In this paper, the use of methods from the meta- or surrogate modeling literature, for building models predicting the draping of physical surfaces, is examined. An example application concerning modeling of the behavior of a variable shape mold is treated. Four different methods are considered for this problem. The proposed methods are difference methods assembled from the methods kriging and proper orthogonal decomposition (POD) together with a spline-based underlying model (UM) and a novel patchwise modeling scheme. The four models, namely kriging and POD with kriging of the coefficients in global and local variants, are compared in terms of accuracy and numerical efficiency on data sets of different sizes for the treated application. It is shown that the POD-based methods are vastly superior to models based on kriging alone, and that the use of a difference model structure is advantageous. It is demonstrated that patchwise modeling schemes, where the complete surface behavior is modeled by a collection of locally defined smaller models, can provide a good compromise between achieving good model accuracy and scalability of the models to large systems.
|Journal||Journal of Computing and Information Science in Engineering|
|Number of pages||12|
|Publication status||Published - 2018|

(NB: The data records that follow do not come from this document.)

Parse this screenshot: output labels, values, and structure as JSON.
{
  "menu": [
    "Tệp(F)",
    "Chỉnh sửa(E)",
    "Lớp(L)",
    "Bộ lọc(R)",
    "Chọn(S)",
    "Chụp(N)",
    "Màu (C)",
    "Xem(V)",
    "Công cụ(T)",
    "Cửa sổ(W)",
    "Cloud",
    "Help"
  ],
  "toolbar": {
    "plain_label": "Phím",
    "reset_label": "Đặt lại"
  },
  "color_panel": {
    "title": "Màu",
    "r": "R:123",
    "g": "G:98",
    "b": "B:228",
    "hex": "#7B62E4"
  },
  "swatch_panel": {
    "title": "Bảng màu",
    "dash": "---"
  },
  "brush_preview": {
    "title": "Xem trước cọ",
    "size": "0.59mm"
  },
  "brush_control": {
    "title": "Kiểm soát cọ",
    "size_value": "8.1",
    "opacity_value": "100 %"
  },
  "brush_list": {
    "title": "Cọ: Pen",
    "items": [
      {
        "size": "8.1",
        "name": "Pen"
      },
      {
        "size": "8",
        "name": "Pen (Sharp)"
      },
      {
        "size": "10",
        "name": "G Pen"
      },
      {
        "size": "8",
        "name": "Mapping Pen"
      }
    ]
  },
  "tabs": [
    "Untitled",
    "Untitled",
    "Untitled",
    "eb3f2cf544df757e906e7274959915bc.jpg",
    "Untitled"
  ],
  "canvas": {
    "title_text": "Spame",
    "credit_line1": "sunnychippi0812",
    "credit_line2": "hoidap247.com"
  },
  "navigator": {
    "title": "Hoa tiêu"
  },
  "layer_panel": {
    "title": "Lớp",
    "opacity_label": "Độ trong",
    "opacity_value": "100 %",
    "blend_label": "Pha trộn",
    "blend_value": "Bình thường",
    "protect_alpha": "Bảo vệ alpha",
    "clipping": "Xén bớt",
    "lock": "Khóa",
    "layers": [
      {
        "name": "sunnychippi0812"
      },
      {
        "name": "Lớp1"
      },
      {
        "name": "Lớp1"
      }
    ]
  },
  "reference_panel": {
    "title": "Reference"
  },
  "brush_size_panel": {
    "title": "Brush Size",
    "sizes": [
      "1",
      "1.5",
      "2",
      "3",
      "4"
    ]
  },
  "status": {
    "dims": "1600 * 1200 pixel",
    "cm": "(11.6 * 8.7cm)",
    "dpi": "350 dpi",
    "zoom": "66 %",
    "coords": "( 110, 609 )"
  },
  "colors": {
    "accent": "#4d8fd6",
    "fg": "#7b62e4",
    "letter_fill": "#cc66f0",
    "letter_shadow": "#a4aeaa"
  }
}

- surrogate modeling
- proper orthogonal decomposition
- variable shape mold
- Latin hypercube sampling